Foods rich in sugars or starch such as; beans, peas, corn, bananas, grapes, cucumbers, apples, strawberries, pears, tomatoes and carrots should only be fed as treats and in small amounts. Too much may cause the caecotrophs to be improperly formed and sloppy. They will stick to the fur around the bottom and not be eaten. While nuggets are a vital part of the diet, they are densely packed with nutrients and often overfed. Excessive amounts not only means they will gain weight, and be too full to eat hay, but also means they produce lots of caecotrophs. Not all of them will be eaten and the remainder will stick around the bottom causing issues. Muesli food should not be used, as rabbits can selectively leave some parts, missing out on certain nutrients.

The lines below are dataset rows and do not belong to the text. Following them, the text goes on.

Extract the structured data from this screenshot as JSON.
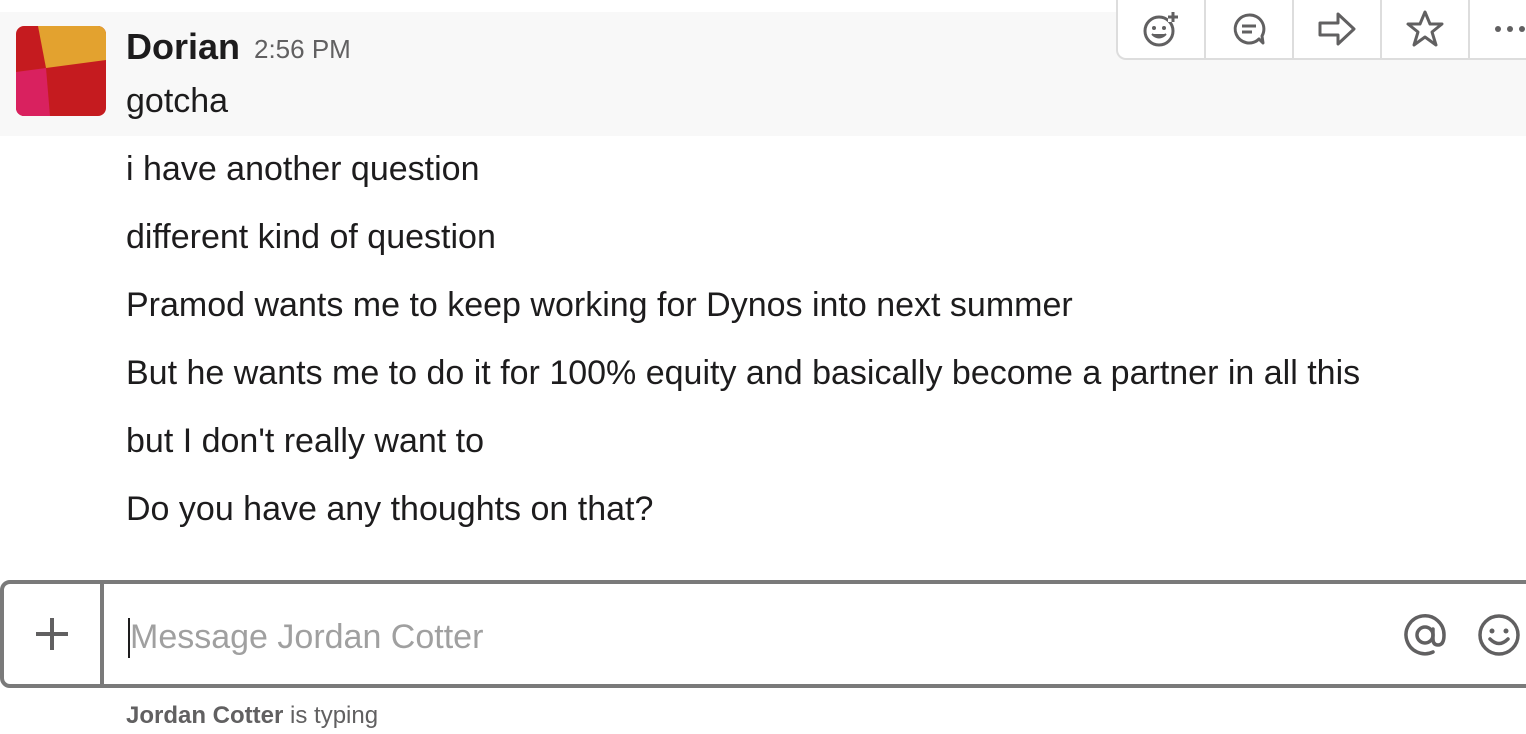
{
  "message": {
    "author": "Dorian",
    "timestamp": "2:56 PM",
    "avatar_colors": [
      "#e3a22f",
      "#d9215f",
      "#c51b1f"
    ],
    "lines": [
      "gotcha",
      "i have another question",
      "different kind of question",
      "Pramod wants me to keep working for Dynos into next summer",
      "But he wants me to do it for 100% equity and basically become a partner in all this",
      "but I don't really want to",
      "Do you have any thoughts on that?"
    ]
  },
  "message_actions": [
    {
      "icon": "add-reaction-icon"
    },
    {
      "icon": "start-thread-icon"
    },
    {
      "icon": "share-message-icon"
    },
    {
      "icon": "star-icon"
    },
    {
      "icon": "more-actions-icon"
    }
  ],
  "composer": {
    "placeholder": "Message Jordan Cotter",
    "attach_icon": "plus-icon",
    "mention_icon": "at-icon",
    "emoji_icon": "emoji-icon"
  },
  "typing": {
    "name": "Jordan Cotter",
    "text": "is typing"
  },
  "colors": {
    "text": "#1d1c1d",
    "muted": "#616061",
    "hover_background": "#f8f8f8",
    "composer_border": "#7a7a7a"
  }
}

What are the consequences of a dirty bottom?
We’ve talked about how health issues can cause the build up of faeces around your bunny’s bottom. This can also have knock on effects.

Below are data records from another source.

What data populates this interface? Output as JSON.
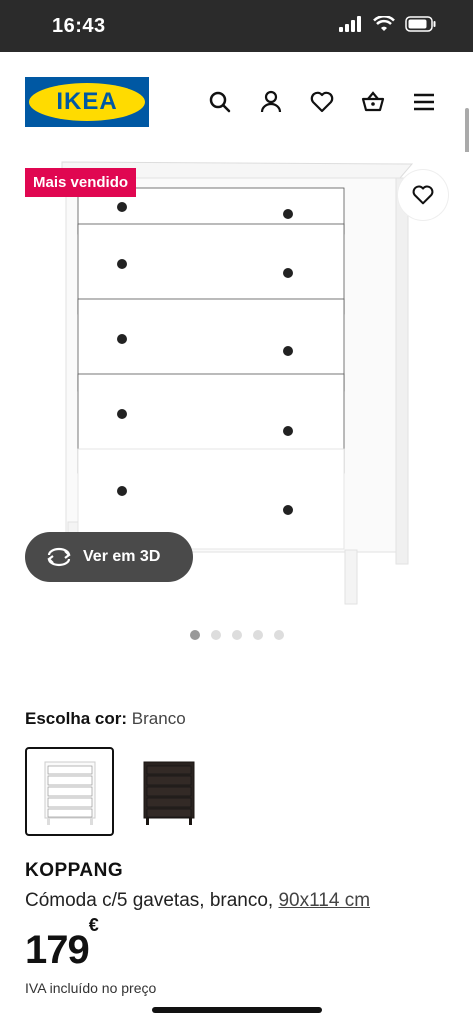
{
  "status": {
    "time": "16:43"
  },
  "header": {
    "logo_text": "IKEA",
    "brand_blue": "#0058a3",
    "brand_yellow": "#ffdb00",
    "icons": [
      "search-icon",
      "user-icon",
      "heart-icon",
      "basket-icon",
      "menu-icon"
    ]
  },
  "product": {
    "badge": "Mais vendido",
    "badge_color": "#e00751",
    "view3d_label": "Ver em 3D",
    "carousel": {
      "count": 5,
      "active_index": 0
    },
    "color_label": "Escolha cor:",
    "color_value": "Branco",
    "swatches": [
      {
        "name": "white",
        "selected": true
      },
      {
        "name": "dark-brown",
        "selected": false
      }
    ],
    "name": "KOPPANG",
    "description": "Cómoda c/5 gavetas, branco,",
    "size": "90x114 cm",
    "price_integer": "179",
    "price_currency": "€",
    "vat_note": "IVA incluído no preço"
  }
}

Having faeces caked on the fur is uncomfortable. The skin may become chapped and infected. A veterinary check is essential to try to work out the underlying reasons for poor caecotrophy and how to address them. They may prescribe creams, painkillers and other medications to manage the skin. In the meantime, if your bunny is getting a build up of faeces, daily bathing and drying is essential.
Flystrike occurs when blowflies, attracted by faeces or wounds, lay eggs, resulting in maggots which will eat away at flesh. It’s a truly awful condition that makes many veterinary professionals, despite our strong stomachs, falter. As maggots can hide undiscovered under fur and faeces, and rabbits tend to hide pain well, flystrike is often not discovered until too late. Many rabbits need to be euthanased. Those that are treatable can face a long and difficult recovery. It’s important to keep your rabbit’s bottom clean, checking it daily, or several times a day in warm weather. It is also important to clean your bunny’s environment often. If you see signs of fly eggs or maggots you need to get your rabbit to the vet immediately. Application of a flystrike preventative such as Rearguard can prevent eggs laid on the rabbit from hatching into maggots.